- _Work instruction_:
Count every line in the data below that includes "name", and give only the result.
__________________________________________________
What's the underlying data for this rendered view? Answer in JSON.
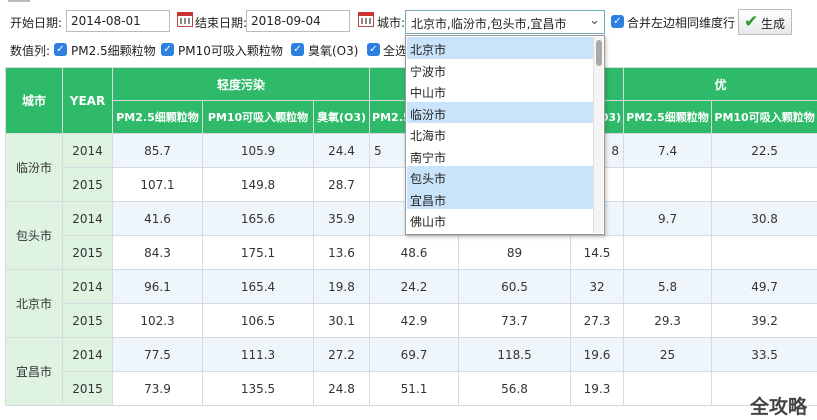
{
  "filters": {
    "start_label": "开始日期:",
    "start_value": "2014-08-01",
    "end_label": "结束日期:",
    "end_value": "2018-09-04",
    "city_label": "城市:",
    "city_value": "北京市,临汾市,包头市,宜昌市",
    "merge_label": "合并左边相同维度行",
    "generate_label": "生成"
  },
  "metrics": {
    "label": "数值列:",
    "items": [
      "PM2.5细颗粒物",
      "PM10可吸入颗粒物",
      "臭氧(O3)",
      "全选"
    ]
  },
  "city_options": [
    {
      "label": "北京市",
      "selected": true
    },
    {
      "label": "宁波市",
      "selected": false
    },
    {
      "label": "中山市",
      "selected": false
    },
    {
      "label": "临汾市",
      "selected": true
    },
    {
      "label": "北海市",
      "selected": false
    },
    {
      "label": "南宁市",
      "selected": false
    },
    {
      "label": "包头市",
      "selected": true
    },
    {
      "label": "宜昌市",
      "selected": true
    },
    {
      "label": "佛山市",
      "selected": false
    }
  ],
  "table": {
    "col_city": "城市",
    "col_year": "YEAR",
    "group1": "轻度污染",
    "group3": "优",
    "sub1": [
      "PM2.5细颗粒物",
      "PM10可吸入颗粒物",
      "臭氧(O3)",
      "PM2.5"
    ],
    "sub2_tail": "03)",
    "sub3": [
      "PM2.5细颗粒物",
      "PM10可吸入颗粒物"
    ],
    "rows": [
      {
        "city": "临汾市",
        "year": "2014",
        "v": [
          "85.7",
          "105.9",
          "24.4",
          "5",
          "",
          "8",
          "7.4",
          "22.5"
        ]
      },
      {
        "city": "",
        "year": "2015",
        "v": [
          "107.1",
          "149.8",
          "28.7",
          "",
          "",
          "",
          "",
          ""
        ]
      },
      {
        "city": "包头市",
        "year": "2014",
        "v": [
          "41.6",
          "165.6",
          "35.9",
          "",
          "",
          "",
          "9.7",
          "30.8"
        ]
      },
      {
        "city": "",
        "year": "2015",
        "v": [
          "84.3",
          "175.1",
          "13.6",
          "48.6",
          "89",
          "14.5",
          "",
          ""
        ]
      },
      {
        "city": "北京市",
        "year": "2014",
        "v": [
          "96.1",
          "165.4",
          "19.8",
          "24.2",
          "60.5",
          "32",
          "5.8",
          "49.7"
        ]
      },
      {
        "city": "",
        "year": "2015",
        "v": [
          "102.3",
          "106.5",
          "30.1",
          "42.9",
          "73.7",
          "27.3",
          "29.3",
          "39.2"
        ]
      },
      {
        "city": "宜昌市",
        "year": "2014",
        "v": [
          "77.5",
          "111.3",
          "27.2",
          "69.7",
          "118.5",
          "19.6",
          "25",
          "33.5"
        ]
      },
      {
        "city": "",
        "year": "2015",
        "v": [
          "73.9",
          "135.5",
          "24.8",
          "51.1",
          "56.8",
          "19.3",
          "",
          ""
        ]
      }
    ]
  },
  "watermark": "全攻略",
  "colors": {
    "header_green": "#2fba6a",
    "check_blue": "#2d7fe0",
    "row_blue": "#eef6fb",
    "city_cell": "#dff3e2",
    "option_selected": "#c8e3fa"
  }
}
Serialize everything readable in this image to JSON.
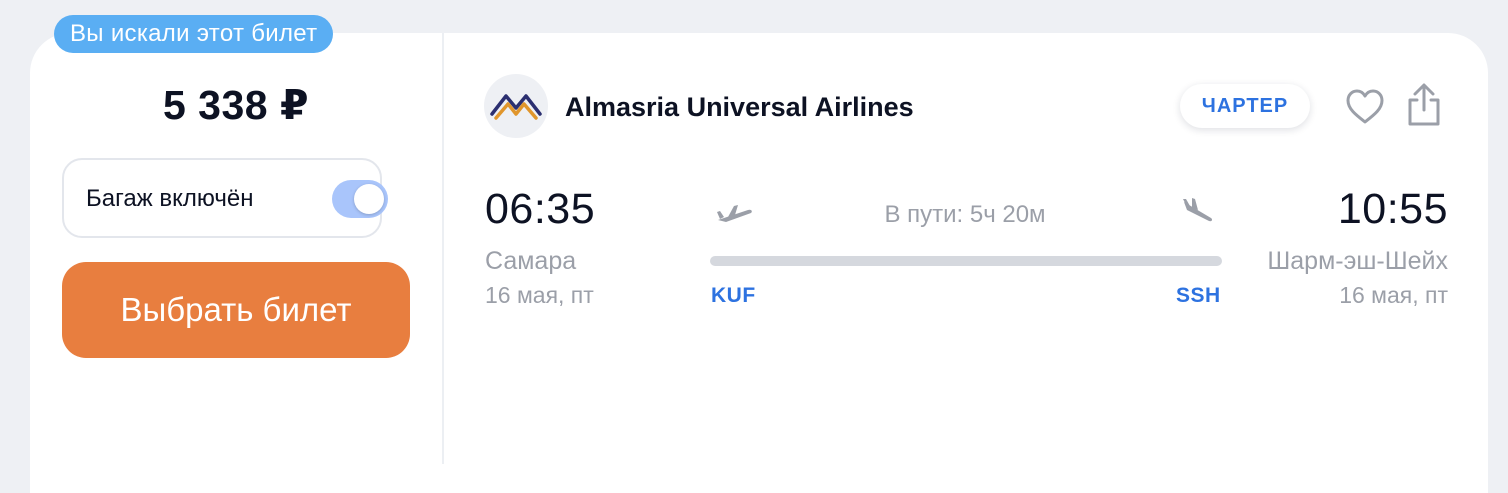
{
  "badge": {
    "searched_label": "Вы искали этот билет"
  },
  "price": {
    "amount": "5 338 ₽"
  },
  "baggage": {
    "label": "Багаж включён",
    "enabled": true
  },
  "actions": {
    "select_label": "Выбрать билет"
  },
  "airline": {
    "name": "Almasria Universal Airlines",
    "logo_icon": "almasria-logo-icon"
  },
  "flight_type": {
    "label": "ЧАРТЕР"
  },
  "departure": {
    "time": "06:35",
    "city": "Самара",
    "date": "16 мая, пт",
    "iata": "KUF"
  },
  "arrival": {
    "time": "10:55",
    "city": "Шарм-эш-Шейх",
    "date": "16 мая, пт",
    "iata": "SSH"
  },
  "duration": {
    "label": "В пути: 5ч 20м"
  },
  "icons": {
    "favorite": "heart-icon",
    "share": "share-icon",
    "takeoff": "takeoff-icon",
    "landing": "landing-icon"
  },
  "colors": {
    "accent": "#e87e3f",
    "badge": "#5aaef3",
    "link": "#2d72e0",
    "toggle_on": "#a9c5fb"
  }
}
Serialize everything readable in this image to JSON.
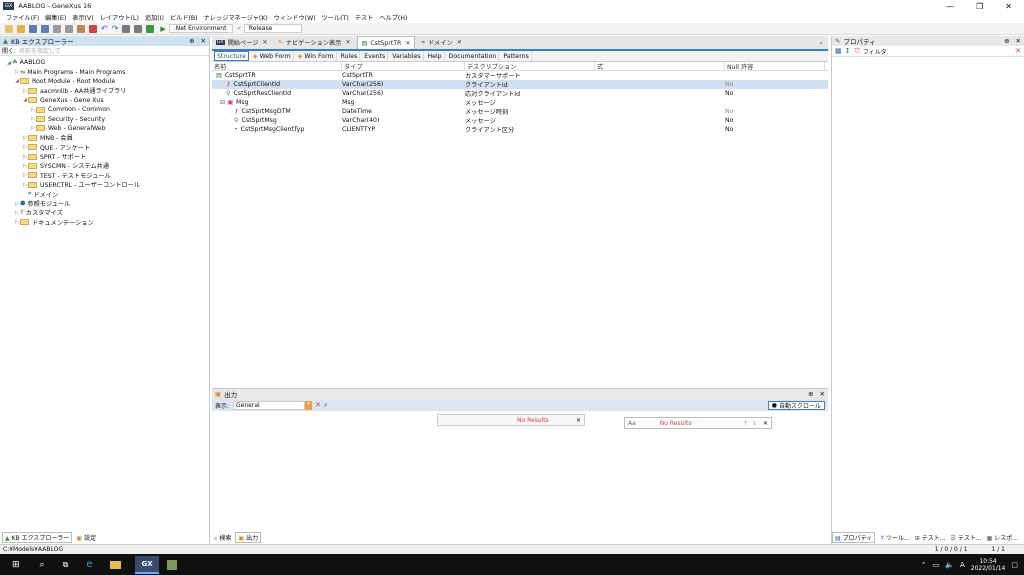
{
  "window": {
    "title": "AABLOG - GeneXus 16",
    "app_badge": "GX"
  },
  "menu": [
    "ファイル(F)",
    "編集(E)",
    "表示(V)",
    "レイアウト(L)",
    "追加(I)",
    "ビルド(B)",
    "ナレッジマネージャ(K)",
    "ウィンドウ(W)",
    "ツール(T)",
    "テスト",
    "ヘルプ(H)"
  ],
  "toolbar": {
    "environment": ".Net Environment",
    "config": "Release"
  },
  "kb_explorer": {
    "title": "KB エクスプローラー",
    "open_label": "開く:",
    "open_placeholder": "名前を指定して",
    "items": [
      {
        "label": "AABLOG",
        "indent": 0
      },
      {
        "label": "Main Programs - Main Programs",
        "indent": 1
      },
      {
        "label": "Root Module - Root Module",
        "indent": 1
      },
      {
        "label": "aacmnlib - AA共通ライブラリ",
        "indent": 2
      },
      {
        "label": "GeneXus - Gene Xus",
        "indent": 2
      },
      {
        "label": "Common - Common",
        "indent": 3
      },
      {
        "label": "Security - Security",
        "indent": 3
      },
      {
        "label": "Web - GeneralWeb",
        "indent": 3
      },
      {
        "label": "MNB - 会員",
        "indent": 2
      },
      {
        "label": "QUE - アンケート",
        "indent": 2
      },
      {
        "label": "SPRT - サポート",
        "indent": 2
      },
      {
        "label": "SYSCMN - システム共通",
        "indent": 2
      },
      {
        "label": "TEST - テストモジュール",
        "indent": 2
      },
      {
        "label": "USERCTRL - ユーザーコントロール",
        "indent": 2
      },
      {
        "label": "ドメイン",
        "indent": 2
      },
      {
        "label": "参照モジュール",
        "indent": 1
      },
      {
        "label": "カスタマイズ",
        "indent": 1
      },
      {
        "label": "ドキュメンテーション",
        "indent": 1
      }
    ]
  },
  "tabs": [
    {
      "label": "開始ページ",
      "active": false
    },
    {
      "label": "ナビゲーション表示",
      "active": false
    },
    {
      "label": "CstSprtTR",
      "active": true
    },
    {
      "label": "ドメイン",
      "active": false
    }
  ],
  "subtabs": [
    "Structure",
    "Web Form",
    "Win Form",
    "Rules",
    "Events",
    "Variables",
    "Help",
    "Documentation",
    "Patterns"
  ],
  "grid": {
    "headers": [
      "名前",
      "タイプ",
      "デスクリプション",
      "式",
      "Null 許容"
    ],
    "rows": [
      {
        "name": "CstSprtTR",
        "type": "CstSprtTR",
        "desc": "カスタマーサポート",
        "formula": "",
        "null": "",
        "indent": 0
      },
      {
        "name": "CstSprtClientId",
        "type": "VarChar(256)",
        "desc": "クライアントId",
        "formula": "",
        "null": "No",
        "indent": 1
      },
      {
        "name": "CstSprtResClientId",
        "type": "VarChar(256)",
        "desc": "応対クライアントId",
        "formula": "",
        "null": "No",
        "indent": 1
      },
      {
        "name": "Msg",
        "type": "Msg",
        "desc": "メッセージ",
        "formula": "",
        "null": "",
        "indent": 1
      },
      {
        "name": "CstSprtMsgDTM",
        "type": "DateTime",
        "desc": "メッセージ時刻",
        "formula": "",
        "null": "No",
        "indent": 2
      },
      {
        "name": "CstSprtMsg",
        "type": "VarChar(40)",
        "desc": "メッセージ",
        "formula": "",
        "null": "No",
        "indent": 2
      },
      {
        "name": "CstSprtMsgClientTyp",
        "type": "CLIENTTYP",
        "desc": "クライアント区分",
        "formula": "",
        "null": "No",
        "indent": 2
      }
    ]
  },
  "output": {
    "title": "出力",
    "show_label": "表示:",
    "show_value": "General",
    "autoscroll": "自動スクロール",
    "find_no_results": "No Results",
    "find_no_results2": "No Results"
  },
  "properties": {
    "title": "プロパティ",
    "filter": "フィルタ"
  },
  "bottom_tabs_left": [
    "KB エクスプローラー",
    "設定"
  ],
  "bottom_tabs_center": [
    "検索",
    "出力"
  ],
  "bottom_tabs_right": [
    "プロパティ",
    "ツール...",
    "テスト...",
    "テスト...",
    "レスポ..."
  ],
  "status": {
    "path": "C:¥Models¥AABLOG",
    "right1": "1 / 0 / 0 / 1",
    "right2": "1 / 1"
  },
  "taskbar": {
    "time": "10:54",
    "date": "2022/01/14",
    "ime": "A"
  }
}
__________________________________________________
- _Result of this task_:
8